Nothing stirred on the hilltop. Surrounded by debris, the Fool waited. As seconds turned to minutes his terror abated, to be replaced by disappointment. He had dreaded this return, yet now he was here it seemed nothing was going to happen. He sat on a piece of rubble and decided that he would not leave until sun fall.
What had he expected? Perhaps he sought some tangible evidence of what he had accomplished, or failed to. Instead, all was barren rock and stone. Yet he did not feel he had done the wrong thing to leave the enchanted castle. He felt very calm as the turbulent passions aroused during the past three dissolved into the steamy atmosphere.
The day passed in no time. All had become grey, and the Fool had become as motionless as the rock. Then, something changed, and he knew the Devil was about to appear.
The air seemed charged with an electric current, and a strange sound came to his ears. The sound of subsidence, as if the slabs of brick and stone were settling to their final resting places. It took several moments before he realised that something was moving under the debris, which was cracking apart to let it out from beneath.
A dull rumble was heard, and then the sound of stone sliding against stone. All around, the debris rattled as the subterranean forces pushed up against it. Wisps of steam emerged from cracks, and this steam seemed to coagulate into the shapes of figures before disappearing into the darkening sky. The Earth was giving up its dead in this vapour form, which, once released seemed to hover only momentarily before being sucked away towards the clouds above.
The rumbling sound became a din, as if many trumpets were being blown together to produce this sound to call the dead. The Fool covered his ears then crouched into a foetal position as the sound became so loud it threatened to tear him apart.
Without perceptible end, this sound turned to an oppressive absolute silence. The pressure ebbed away as smoothly as it had arrived. The Fool raised his head to see a figure, standing with its back to him, several yards away.
The figure was swathed in black garments which rippled in the wind. It turned slowly towards him, then reached up to unveil its face. To his immense surprise the Fool found himself gazing wide-eyed upon the Lady of the Castle!

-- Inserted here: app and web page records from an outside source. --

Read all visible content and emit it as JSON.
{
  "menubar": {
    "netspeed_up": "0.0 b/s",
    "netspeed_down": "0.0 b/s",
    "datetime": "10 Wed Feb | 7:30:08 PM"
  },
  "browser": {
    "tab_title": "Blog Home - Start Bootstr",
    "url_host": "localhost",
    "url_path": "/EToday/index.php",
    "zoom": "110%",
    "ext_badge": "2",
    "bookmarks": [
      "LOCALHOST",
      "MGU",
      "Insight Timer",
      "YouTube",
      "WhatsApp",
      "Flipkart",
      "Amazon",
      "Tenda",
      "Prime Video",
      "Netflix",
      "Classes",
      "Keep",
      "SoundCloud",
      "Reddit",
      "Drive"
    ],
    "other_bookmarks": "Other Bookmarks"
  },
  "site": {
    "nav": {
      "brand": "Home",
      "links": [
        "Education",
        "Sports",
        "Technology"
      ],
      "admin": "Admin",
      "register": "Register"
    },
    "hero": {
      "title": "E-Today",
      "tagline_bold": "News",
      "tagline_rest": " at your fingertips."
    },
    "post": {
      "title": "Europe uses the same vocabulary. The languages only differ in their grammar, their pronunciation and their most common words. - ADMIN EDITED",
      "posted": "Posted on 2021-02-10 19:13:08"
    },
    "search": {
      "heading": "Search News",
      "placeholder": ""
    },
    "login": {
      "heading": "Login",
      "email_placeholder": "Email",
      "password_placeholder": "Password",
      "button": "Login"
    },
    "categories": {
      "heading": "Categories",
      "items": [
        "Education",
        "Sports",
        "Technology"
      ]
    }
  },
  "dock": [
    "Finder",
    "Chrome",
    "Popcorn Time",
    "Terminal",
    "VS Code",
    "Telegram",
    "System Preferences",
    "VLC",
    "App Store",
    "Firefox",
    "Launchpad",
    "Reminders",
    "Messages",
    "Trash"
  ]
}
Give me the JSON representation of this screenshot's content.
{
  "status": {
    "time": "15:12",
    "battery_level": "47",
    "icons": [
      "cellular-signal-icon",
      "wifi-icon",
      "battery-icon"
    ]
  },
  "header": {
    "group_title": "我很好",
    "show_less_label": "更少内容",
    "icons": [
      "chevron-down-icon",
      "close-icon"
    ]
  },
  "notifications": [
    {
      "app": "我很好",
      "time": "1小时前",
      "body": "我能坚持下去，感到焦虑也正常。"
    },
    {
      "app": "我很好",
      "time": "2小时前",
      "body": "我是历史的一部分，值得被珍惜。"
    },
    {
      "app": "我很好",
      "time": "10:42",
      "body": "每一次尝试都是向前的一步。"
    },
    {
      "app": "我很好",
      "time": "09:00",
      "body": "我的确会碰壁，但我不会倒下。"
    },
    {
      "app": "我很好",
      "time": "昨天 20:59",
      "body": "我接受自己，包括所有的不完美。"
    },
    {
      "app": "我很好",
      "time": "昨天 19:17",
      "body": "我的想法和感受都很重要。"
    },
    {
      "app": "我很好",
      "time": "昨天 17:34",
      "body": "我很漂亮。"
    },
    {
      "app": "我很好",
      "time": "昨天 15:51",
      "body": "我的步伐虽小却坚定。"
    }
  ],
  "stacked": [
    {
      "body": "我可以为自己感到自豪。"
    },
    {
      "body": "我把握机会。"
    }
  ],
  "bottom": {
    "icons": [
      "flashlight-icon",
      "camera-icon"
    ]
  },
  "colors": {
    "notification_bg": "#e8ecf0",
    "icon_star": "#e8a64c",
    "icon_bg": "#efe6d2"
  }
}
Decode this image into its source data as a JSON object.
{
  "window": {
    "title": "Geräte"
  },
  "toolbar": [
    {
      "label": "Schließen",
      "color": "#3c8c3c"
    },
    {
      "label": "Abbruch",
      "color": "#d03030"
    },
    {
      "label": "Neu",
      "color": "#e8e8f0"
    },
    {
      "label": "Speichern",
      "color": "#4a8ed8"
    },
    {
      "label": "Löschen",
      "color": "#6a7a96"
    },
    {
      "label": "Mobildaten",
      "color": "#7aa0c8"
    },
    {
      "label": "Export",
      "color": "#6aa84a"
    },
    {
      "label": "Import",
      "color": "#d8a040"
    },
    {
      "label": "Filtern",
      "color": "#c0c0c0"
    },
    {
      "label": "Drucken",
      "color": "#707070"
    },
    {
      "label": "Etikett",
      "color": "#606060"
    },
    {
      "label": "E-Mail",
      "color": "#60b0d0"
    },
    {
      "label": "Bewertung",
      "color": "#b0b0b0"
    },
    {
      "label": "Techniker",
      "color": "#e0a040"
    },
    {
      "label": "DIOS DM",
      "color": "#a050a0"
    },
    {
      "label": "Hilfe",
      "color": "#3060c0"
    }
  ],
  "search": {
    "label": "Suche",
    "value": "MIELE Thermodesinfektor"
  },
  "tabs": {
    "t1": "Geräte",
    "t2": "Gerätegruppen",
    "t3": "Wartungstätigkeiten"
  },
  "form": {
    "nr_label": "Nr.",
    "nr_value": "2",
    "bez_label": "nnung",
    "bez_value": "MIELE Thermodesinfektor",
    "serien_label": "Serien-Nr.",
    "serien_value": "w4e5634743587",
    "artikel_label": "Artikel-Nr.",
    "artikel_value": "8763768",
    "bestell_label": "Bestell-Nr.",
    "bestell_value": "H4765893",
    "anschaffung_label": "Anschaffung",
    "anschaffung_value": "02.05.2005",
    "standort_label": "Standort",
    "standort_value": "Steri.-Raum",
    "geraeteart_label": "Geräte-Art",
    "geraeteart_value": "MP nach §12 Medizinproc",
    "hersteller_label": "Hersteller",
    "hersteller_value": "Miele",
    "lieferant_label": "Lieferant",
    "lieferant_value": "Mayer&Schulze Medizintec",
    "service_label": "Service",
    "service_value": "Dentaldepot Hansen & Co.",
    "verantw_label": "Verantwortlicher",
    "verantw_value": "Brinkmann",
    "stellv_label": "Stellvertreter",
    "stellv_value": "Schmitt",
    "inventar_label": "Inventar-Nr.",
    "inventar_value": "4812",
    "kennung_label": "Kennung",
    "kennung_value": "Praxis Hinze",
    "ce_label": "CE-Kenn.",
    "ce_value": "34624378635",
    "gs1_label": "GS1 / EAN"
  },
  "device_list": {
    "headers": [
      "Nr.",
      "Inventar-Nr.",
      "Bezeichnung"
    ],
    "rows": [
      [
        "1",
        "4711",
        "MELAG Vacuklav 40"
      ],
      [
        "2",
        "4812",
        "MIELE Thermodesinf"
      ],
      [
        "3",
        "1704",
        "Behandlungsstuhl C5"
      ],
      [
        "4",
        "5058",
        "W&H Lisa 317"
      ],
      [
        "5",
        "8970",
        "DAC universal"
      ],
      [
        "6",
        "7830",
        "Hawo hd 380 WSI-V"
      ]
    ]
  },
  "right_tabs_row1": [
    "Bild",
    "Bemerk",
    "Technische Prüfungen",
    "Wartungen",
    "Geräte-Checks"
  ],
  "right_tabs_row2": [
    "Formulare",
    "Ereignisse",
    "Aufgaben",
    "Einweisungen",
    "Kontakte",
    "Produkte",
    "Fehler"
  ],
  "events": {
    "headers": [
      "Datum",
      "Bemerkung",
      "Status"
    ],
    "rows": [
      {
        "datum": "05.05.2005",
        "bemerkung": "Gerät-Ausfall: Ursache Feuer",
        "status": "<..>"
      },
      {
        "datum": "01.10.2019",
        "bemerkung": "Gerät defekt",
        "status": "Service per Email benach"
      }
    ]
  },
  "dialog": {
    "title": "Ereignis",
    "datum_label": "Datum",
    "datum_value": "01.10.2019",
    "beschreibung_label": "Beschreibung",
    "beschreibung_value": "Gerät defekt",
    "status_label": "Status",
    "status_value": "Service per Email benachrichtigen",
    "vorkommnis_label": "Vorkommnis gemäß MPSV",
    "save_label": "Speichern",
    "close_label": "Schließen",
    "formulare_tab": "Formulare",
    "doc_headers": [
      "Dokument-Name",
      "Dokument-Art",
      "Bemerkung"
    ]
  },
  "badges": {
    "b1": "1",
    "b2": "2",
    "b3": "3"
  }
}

Yet this lady, although in form identical to she who he had left behind, carried herself in a serene and ethereal way as if she were no creature made of flesh and blood. When she spoke, it was a non-human voice, neither male nor female, which formed the words.
"You have done well to come here," spoke the apparition. "I know full well how much it cost you to keep this appointment with that which you feared would bring about your doom. Yet now you are to taste the fruit of your faithfulness."
With these words she approached and embraced the Fool, yet this embrace did not arouse in him the fever of the previous day.
She moved away. "Though you have done well, you have not yet seen the one you must meet before this day is spent. Would you look behind my mask, to see my other face?"
Dumbstruck, the Fool nodded his acquiescence, and the Lady turned away. There was a low moan as the evening wind swept across the ruined hilltop scattering dead leaves before it.
The next moment he was face to face with the Lord of the Castle, his host! Yet, transformed as the Lady had been, his face had lost the haunted sadness it had born before, and he now seemed in the best of spirits.
He laughed boisterously at the Fool's expression of amazement. "Indeed," he cried, "I too know all that happened in this past few days. Every move you made, every thought that passed through your mind, as could be read from your honest face, was known to me! You have indeed proved yourself most trustworthy, and a man of high integrity. You have kept your agreements for the best of reasons; because you made them!"
His face became stern. "Yet, you have something which belongs to me. For this very morning you accepted from my wife a gift which you then hid from me. You wear it now, concealed beneath those fine clothes with which I gladly endowed your wretched limbs."
The joy and pride which had filled the Fool on learning the secret of the Tower was quickly spoilt by this accusation. For he had, indeed, accepted the amulet and had fully meant to keep it secret from his host.
"You speak the truth," he replied, "And I am glad you should thus remind me that my finer sentiments have been outweighed by base fear for my own person. Perhaps it is not to late for me to attone by returning your property." And, so saying, he withdrew the token which now weighed heavily upon him.
The Lord laughed heartily. "Enough!", he cried. "You are a fine sort indeed not to have protested your motives or innocence. It has been an honour to play these scenes with you, and now that we are done, there remains nought but to undo those little illusions which were necessary to the performance of this Play."
At these words the evening wind swirled furiously through the debris, blowing all the dust away, and revealing to the Fool's unspeakable delight, his glittering Chariot with the horses, fresh and vigorous as ever, stamping and whinnying in their traces, as if impatient for the journey home.